We Had an Agreement Movie Quote

“We had an agreement” is a classic movie quote that has been used in various films. It is a line that is often delivered when a character feels betrayed or disappointed by someone they trusted.

In the context of movies, “we had an agreement” is often used to signify a broken promise or an unfulfilled expectation. It is a powerful phrase that conveys a lot of emotion and can be used to add depth and complexity to a character`s personality.

One of the most iconic uses of this movie quote can be found in the film Batman Begins (2005). In the movie, the character Ra`s al Ghul (played by Liam Neeson) delivers this line to Bruce Wayne (played by Christian Bale) after he discovers that Wayne has decided to become a vigilante to fight crime in Gotham City. “We had an agreement, Bruce,” Ghul says, disappointed that Wayne did not follow their plan to destroy Gotham.

Another memorable use of this movie quote is in the film The Social Network (2010). In this movie, the character Mark Zuckerberg (played by Jesse Eisenberg) says this line to his friend and co-founder of Facebook, Eduardo Saverin (played by Andrew Garfield). Zuckerberg accuses Saverin of violating their agreement and diluting his shares in the company, causing a rift in their friendship.

The phrase “we had an agreement” is a powerful tool for telling stories, as it can be used to establish a character`s intentions, expectations, and ideals. It can also be used to add tension and conflict to a scene, making it more engaging and exciting for the audience.

From a copy editing perspective, it is important to understand the context in which this movie quote is used. A good editor should be familiar with the movie, the characters involved, and the broader themes and motifs of the story. This will allow them to make edits that are both grammatically correct and accurate in terms of the intended meaning and context.

Overall, “we had an agreement” is a memorable and impactful movie quote that has been used in many films over the years.
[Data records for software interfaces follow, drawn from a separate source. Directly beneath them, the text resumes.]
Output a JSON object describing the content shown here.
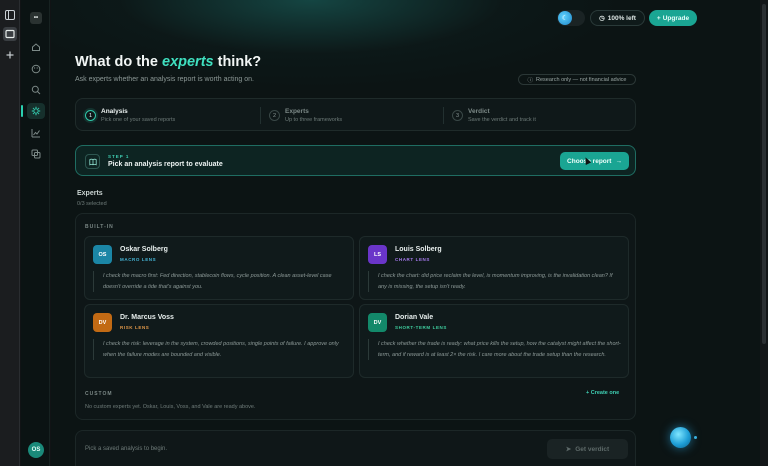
{
  "browser_strip": {
    "icons": [
      "sidebar-panel-icon",
      "tab-icon",
      "plus-icon"
    ]
  },
  "sidebar": {
    "logo": "••",
    "items": [
      {
        "icon": "home-icon"
      },
      {
        "icon": "palette-icon"
      },
      {
        "icon": "search-icon"
      },
      {
        "icon": "scale-icon",
        "active": true
      },
      {
        "icon": "chart-icon"
      },
      {
        "icon": "copy-icon"
      }
    ],
    "avatar": "OS"
  },
  "header": {
    "usage": "100% left",
    "upgrade": "Upgrade",
    "upgrade_icon": "+"
  },
  "page": {
    "title_prefix": "What do the ",
    "title_accent": "experts",
    "title_suffix": " think?",
    "subtitle": "Ask experts whether an analysis report is worth acting on.",
    "disclaimer": "Research only — not financial advice"
  },
  "steps": [
    {
      "num": "1",
      "title": "Analysis",
      "desc": "Pick one of your saved reports",
      "active": true
    },
    {
      "num": "2",
      "title": "Experts",
      "desc": "Up to three frameworks"
    },
    {
      "num": "3",
      "title": "Verdict",
      "desc": "Save the verdict and track it"
    }
  ],
  "pick": {
    "step_label": "STEP 1",
    "label": "Pick an analysis report to evaluate",
    "button": "Choose report",
    "button_arrow": "→"
  },
  "experts": {
    "label": "Experts",
    "count": "0/3 selected",
    "builtin_label": "BUILT-IN",
    "cards": [
      {
        "initials": "OS",
        "name": "Oskar Solberg",
        "role": "MACRO LENS",
        "color": "#1b86a6",
        "role_color": "#46b7d8",
        "quote": "I check the macro first: Fed direction, stablecoin flows, cycle position. A clean asset-level case doesn't override a tide that's against you."
      },
      {
        "initials": "LS",
        "name": "Louis Solberg",
        "role": "CHART LENS",
        "color": "#6a35c9",
        "role_color": "#a77bf0",
        "quote": "I check the chart: did price reclaim the level, is momentum improving, is the invalidation clean? If any is missing, the setup isn't ready."
      },
      {
        "initials": "DV",
        "name": "Dr. Marcus Voss",
        "role": "RISK LENS",
        "color": "#c26a14",
        "role_color": "#e39a4a",
        "quote": "I check the risk: leverage in the system, crowded positions, single points of failure. I approve only when the failure modes are bounded and visible."
      },
      {
        "initials": "DV",
        "name": "Dorian Vale",
        "role": "SHORT-TERM LENS",
        "color": "#13896a",
        "role_color": "#3fd0a0",
        "quote": "I check whether the trade is ready: what price kills the setup, how the catalyst might affect the short-term, and if reward is at least 2× the risk. I care more about the trade setup than the research."
      }
    ],
    "custom_label": "CUSTOM",
    "create_one": "+ Create one",
    "custom_desc": "No custom experts yet. Oskar, Louis, Voss, and Vale are ready above."
  },
  "bottom": {
    "hint": "Pick a saved analysis to begin.",
    "verdict_button": "Get verdict"
  }
}
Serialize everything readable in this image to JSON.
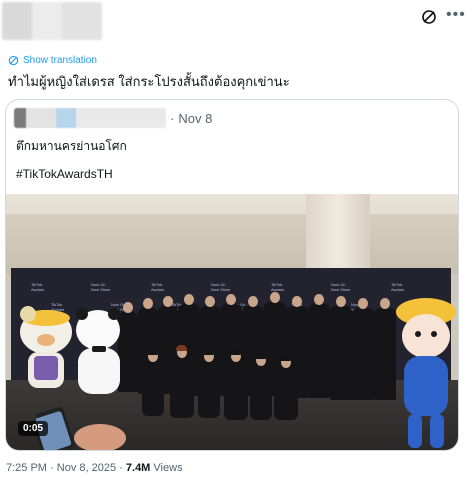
{
  "author": {
    "name_redacted": true
  },
  "post": {
    "translate_label": "Show translation",
    "text": "ทำไมผู้หญิงใส่เดรส ใส่กระโปรงสั้นถึงต้องคุกเข่านะ"
  },
  "quote": {
    "separator": "·",
    "date": "Nov 8",
    "line1": "ตึกมหานครย่านอโศก",
    "hashtag": "#TikTokAwardsTH",
    "video_duration": "0:05"
  },
  "meta": {
    "time": "7:25 PM",
    "dot1": "·",
    "date": "Nov 8, 2025",
    "dot2": "·",
    "views_count": "7.4M",
    "views_label": "Views"
  },
  "icons": {
    "grok": "grok-icon",
    "more": "more-icon",
    "translate": "translate-icon"
  },
  "colors": {
    "link": "#1d9bf0",
    "muted": "#536471",
    "text": "#0f1419",
    "border": "#cfd9de"
  }
}
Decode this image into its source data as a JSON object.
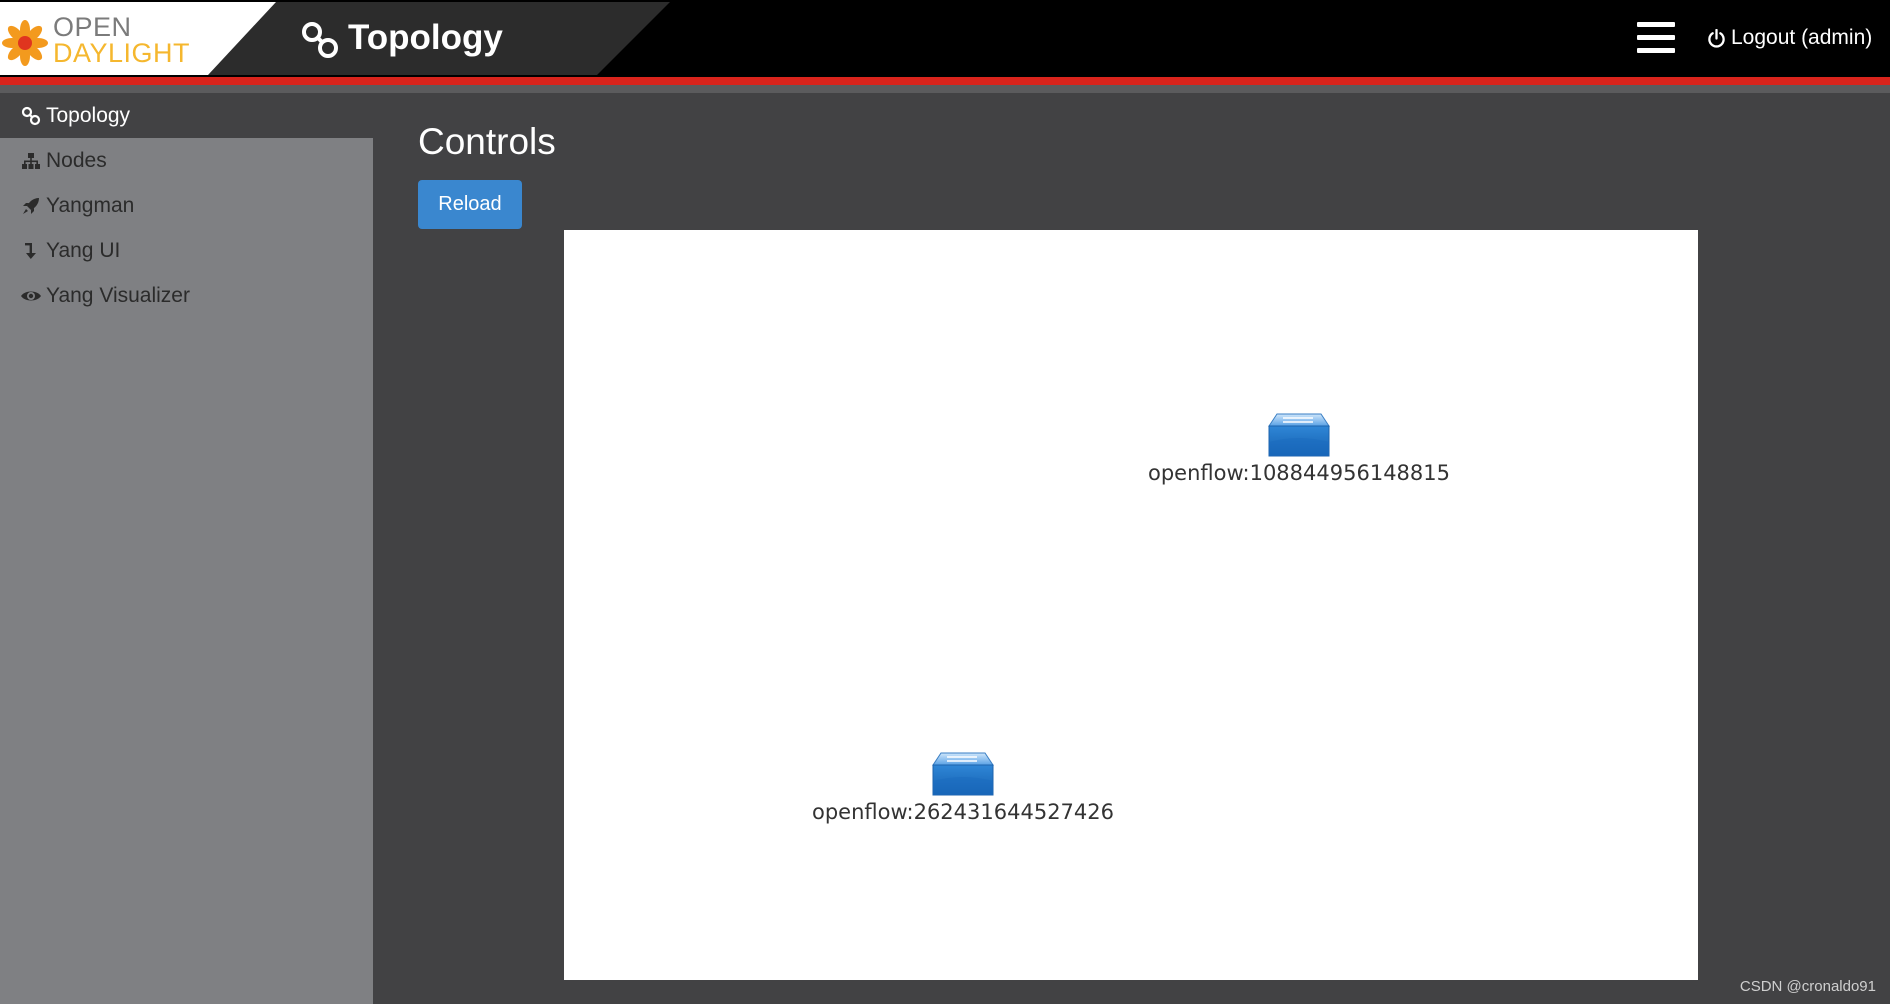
{
  "header": {
    "logo": {
      "line1": "OPEN",
      "line2": "DAYLIGHT"
    },
    "title": "Topology",
    "title_icon": "topology-icon",
    "menu_icon": "hamburger-icon",
    "logout_label": "Logout (admin)",
    "logout_icon": "power-icon"
  },
  "sidebar": {
    "items": [
      {
        "label": "Topology",
        "icon": "topology-icon",
        "active": true
      },
      {
        "label": "Nodes",
        "icon": "sitemap-icon",
        "active": false
      },
      {
        "label": "Yangman",
        "icon": "rocket-icon",
        "active": false
      },
      {
        "label": "Yang UI",
        "icon": "level-down-icon",
        "active": false
      },
      {
        "label": "Yang Visualizer",
        "icon": "eye-icon",
        "active": false
      }
    ]
  },
  "main": {
    "title": "Controls",
    "reload_label": "Reload",
    "nodes": [
      {
        "label": "openflow:108844956148815",
        "icon": "switch-icon"
      },
      {
        "label": "openflow:262431644527426",
        "icon": "switch-icon"
      }
    ]
  },
  "watermark": "CSDN @cronaldo91",
  "colors": {
    "accent_red": "#d9241c",
    "button_blue": "#3a87cf",
    "sidebar_bg": "#7f8083",
    "content_bg": "#424244",
    "logo_orange": "#f5b72e"
  }
}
Whether used as a sign of conflict, betrayal, or disappointment, this phrase is a great tool for writers and filmmakers looking to add depth and complexity to their stories.


Comments are closed, but trackbacks and pingbacks are open.